We don’t know much about Strato of Lampsacus. None of his books survived to the present day. But he might have turned western civilization towards the sciences, by teaching just the right guy in just the right way.

Strato of Lampsacus lived in the fourth and third century BC, and spent most of his time shuttling back and forth between Athens and Alexandria. We don’t have any of his writings, although apparently he wrote prolifically about everything from gods to natural philosophy. We don’t know whether he met the other famous philosophers of his day, although it’s likely he met everyone from Aristotle to Epicurus.

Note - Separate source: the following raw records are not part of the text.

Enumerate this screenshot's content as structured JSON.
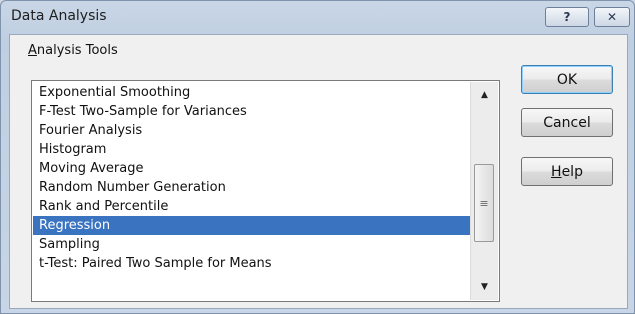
{
  "window": {
    "title": "Data Analysis",
    "help_glyph": "?",
    "close_glyph": "✕"
  },
  "group": {
    "label_accel": "A",
    "label_rest": "nalysis Tools"
  },
  "list": {
    "items": [
      "Exponential Smoothing",
      "F-Test Two-Sample for Variances",
      "Fourier Analysis",
      "Histogram",
      "Moving Average",
      "Random Number Generation",
      "Rank and Percentile",
      "Regression",
      "Sampling",
      "t-Test: Paired Two Sample for Means"
    ],
    "selected": "Regression"
  },
  "scrollbar": {
    "up_glyph": "▲",
    "down_glyph": "▼",
    "grip_glyph": "≡"
  },
  "buttons": {
    "ok": "OK",
    "cancel": "Cancel",
    "help_accel": "H",
    "help_rest": "elp"
  },
  "colors": {
    "selection": "#3a73c0",
    "title_bar": "#c9d6e6"
  }
}
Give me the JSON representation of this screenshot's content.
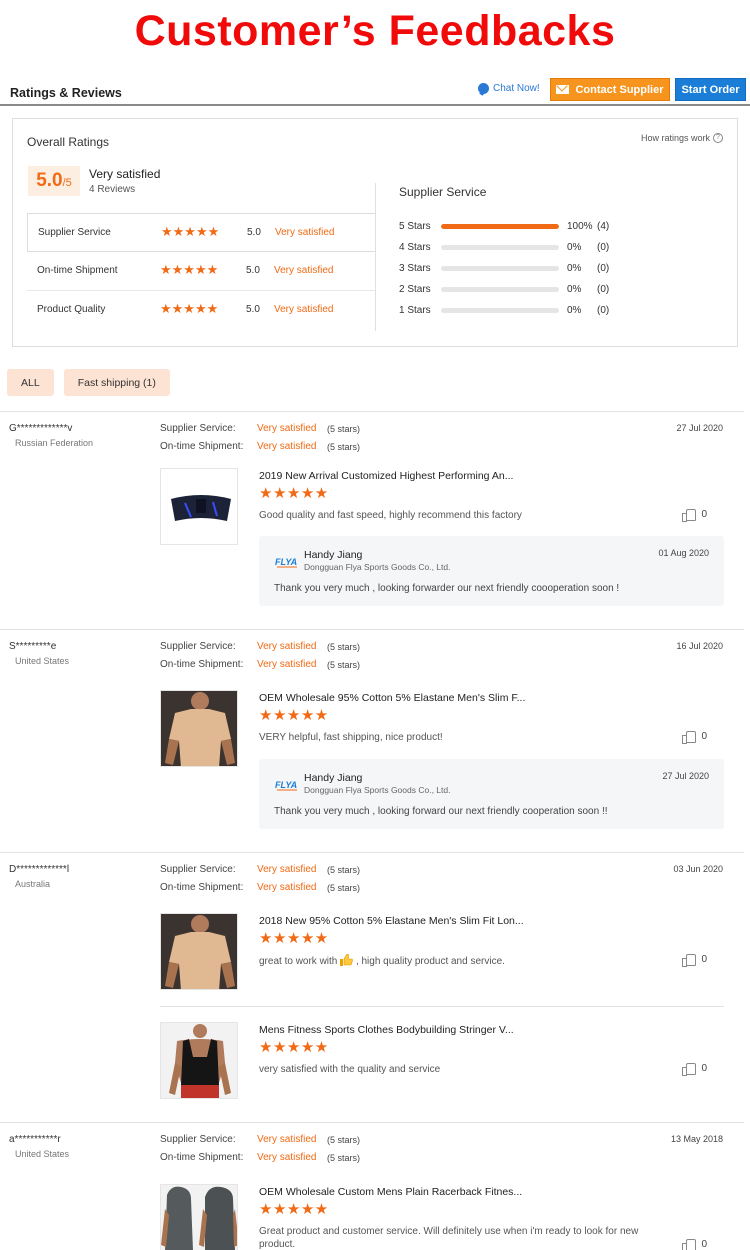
{
  "banner": {
    "title": "Customer’s Feedbacks"
  },
  "header": {
    "title": "Ratings & Reviews",
    "chat_label": "Chat Now!",
    "contact_label": "Contact Supplier",
    "start_label": "Start Order"
  },
  "overall": {
    "title": "Overall Ratings",
    "how_label": "How ratings work",
    "score": "5.0",
    "score_suffix": "/5",
    "verdict": "Very satisfied",
    "review_count": "4 Reviews",
    "metrics": [
      {
        "label": "Supplier Service",
        "value": "5.0",
        "text": "Very satisfied",
        "stars": 5
      },
      {
        "label": "On-time Shipment",
        "value": "5.0",
        "text": "Very satisfied",
        "stars": 5
      },
      {
        "label": "Product Quality",
        "value": "5.0",
        "text": "Very satisfied",
        "stars": 5
      }
    ],
    "distribution_title": "Supplier Service",
    "distribution": [
      {
        "label": "5 Stars",
        "pct": "100%",
        "count": "(4)",
        "fill": 1.0
      },
      {
        "label": "4 Stars",
        "pct": "0%",
        "count": "(0)",
        "fill": 0
      },
      {
        "label": "3 Stars",
        "pct": "0%",
        "count": "(0)",
        "fill": 0
      },
      {
        "label": "2 Stars",
        "pct": "0%",
        "count": "(0)",
        "fill": 0
      },
      {
        "label": "1 Stars",
        "pct": "0%",
        "count": "(0)",
        "fill": 0
      }
    ]
  },
  "filters": [
    "ALL",
    "Fast shipping (1)"
  ],
  "review_labels": {
    "supplier_service": "Supplier Service:",
    "ontime_shipment": "On-time Shipment:"
  },
  "reviews": [
    {
      "user": "G*************v",
      "country": "Russian Federation",
      "supplier_rating": "Very satisfied",
      "supplier_stars": "(5 stars)",
      "shipment_rating": "Very satisfied",
      "shipment_stars": "(5 stars)",
      "date": "27 Jul 2020",
      "products": [
        {
          "name": "2019 New Arrival Customized Highest Performing An...",
          "stars": 5,
          "comment": "Good quality and fast speed, highly recommend this factory",
          "likes": "0",
          "thumb": "belt"
        }
      ],
      "reply": {
        "name": "Handy Jiang",
        "company": "Dongguan Flya Sports Goods Co., Ltd.",
        "date": "01 Aug 2020",
        "text": "Thank you very much , looking forwarder our next friendly coooperation soon !"
      }
    },
    {
      "user": "S*********e",
      "country": "United States",
      "supplier_rating": "Very satisfied",
      "supplier_stars": "(5 stars)",
      "shipment_rating": "Very satisfied",
      "shipment_stars": "(5 stars)",
      "date": "16 Jul 2020",
      "products": [
        {
          "name": "OEM Wholesale 95% Cotton 5% Elastane Men's Slim F...",
          "stars": 5,
          "comment": "VERY helpful, fast shipping, nice product!",
          "likes": "0",
          "thumb": "tshirt"
        }
      ],
      "reply": {
        "name": "Handy Jiang",
        "company": "Dongguan Flya Sports Goods Co., Ltd.",
        "date": "27 Jul 2020",
        "text": "Thank you very much , looking forward our next friendly cooperation soon !!"
      }
    },
    {
      "user": "D*************l",
      "country": "Australia",
      "supplier_rating": "Very satisfied",
      "supplier_stars": "(5 stars)",
      "shipment_rating": "Very satisfied",
      "shipment_stars": "(5 stars)",
      "date": "03 Jun 2020",
      "products": [
        {
          "name": "2018 New 95% Cotton 5% Elastane Men's Slim Fit Lon...",
          "stars": 5,
          "comment_before": "great to work with",
          "comment_after": ", high quality product and service.",
          "comment_icon": "thumbs-up-emoji-icon",
          "likes": "0",
          "thumb": "tshirt"
        },
        {
          "name": "Mens Fitness Sports Clothes Bodybuilding Stringer V...",
          "stars": 5,
          "comment": "very satisfied with the quality and service",
          "likes": "0",
          "thumb": "tank"
        }
      ]
    },
    {
      "user": "a***********r",
      "country": "United States",
      "supplier_rating": "Very satisfied",
      "supplier_stars": "(5 stars)",
      "shipment_rating": "Very satisfied",
      "shipment_stars": "(5 stars)",
      "date": "13 May 2018",
      "products": [
        {
          "name": "OEM Wholesale Custom Mens Plain Racerback Fitnes...",
          "stars": 5,
          "comment": "Great product and customer service.  Will definitely use when i'm ready to look for new product.",
          "likes": "0",
          "thumb": "hoodie"
        }
      ]
    }
  ],
  "colors": {
    "accent": "#f16a15",
    "banner": "#f00a0a",
    "contact": "#f7941d",
    "start": "#1a7ed8"
  },
  "supplier_logo_text": "FLYA"
}
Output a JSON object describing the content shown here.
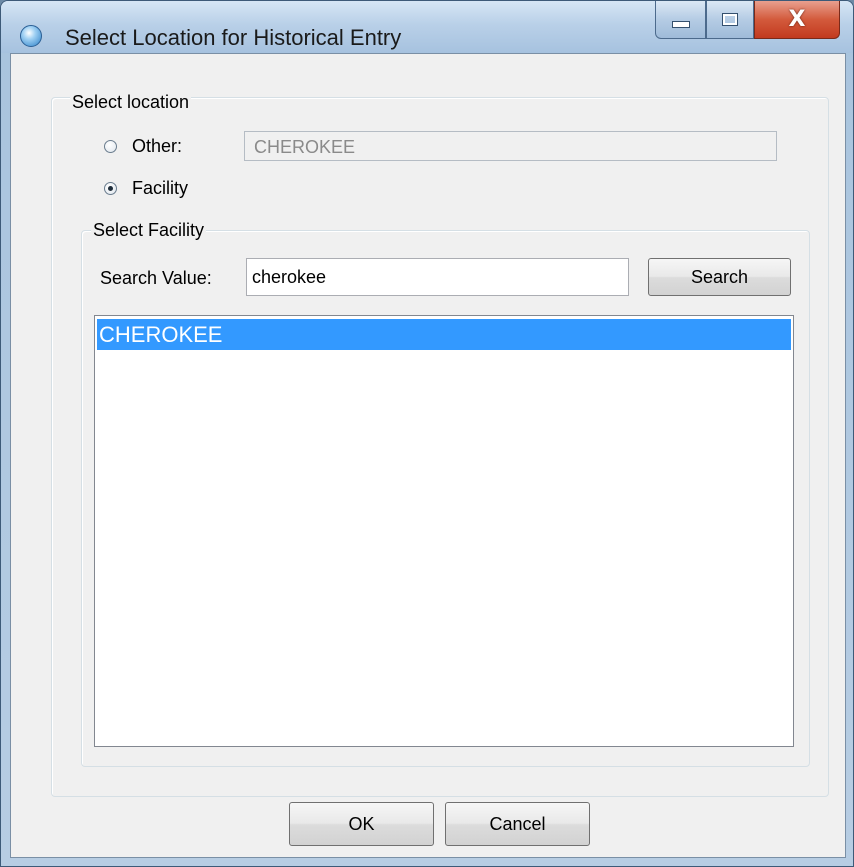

But we do know a few things. Strato’s special area of expertise seems to have been early physics. He managed to figure out quite a few things, just from looking at the world around him. For example, he figured out that objects accelerate as they fall. He did this by observing raindrops falling from the roofs of buildings. If drops were falling in a regular drip from a high roof, two drops, released one after another, would start their fall very close to each other, but as they fell they would fall farther and farther apart. Strato knew that the farther something fell, the faster it went, because he could observe the impact of drops falling from different heights. Clearly, some force was accelerating the drops as they fell.

If you think that’s a neat observation, you’re not alone. Ptolemy I, of the Ptolemaic dynasty in Egypt, was equally impressed with Strato’s intelligence. He is the reason that Strato came to Alexandria. Ptolemy I brought Strato over to tutor his son, also called Ptolemy.


At the time, Alexandria was a center of commerce, art, and intellectual life—in fact, it was possibly the most important city on two different continents. Its glory was the Library of Alexandria. At the time, this was known as the Museum of Alexandria, and in addition to housing works of scholarship, the Museum housed actual scholars, working together on intellectual projects of the day. People did all kinds of academic research there.

Ptolemy II, Strato’s student, was well-known for promoting and expanding the Museum, and for slightly changing its focus. He brought in scholars specifically to work on the sciences. This focus, and the museum, remained a center of learning—learning which radiated out to Egypt, Greece, and later to Rome—for nearly the next three hundred years. Although no one can know for sure, some do think that one great teacher may have altered the course of the world by instilling a love of the science in just the right guy.

Take that, Stand and Deliver.

Alexandria Image: Bubuka. Ptolemy Image: Marie-Lan Nguyen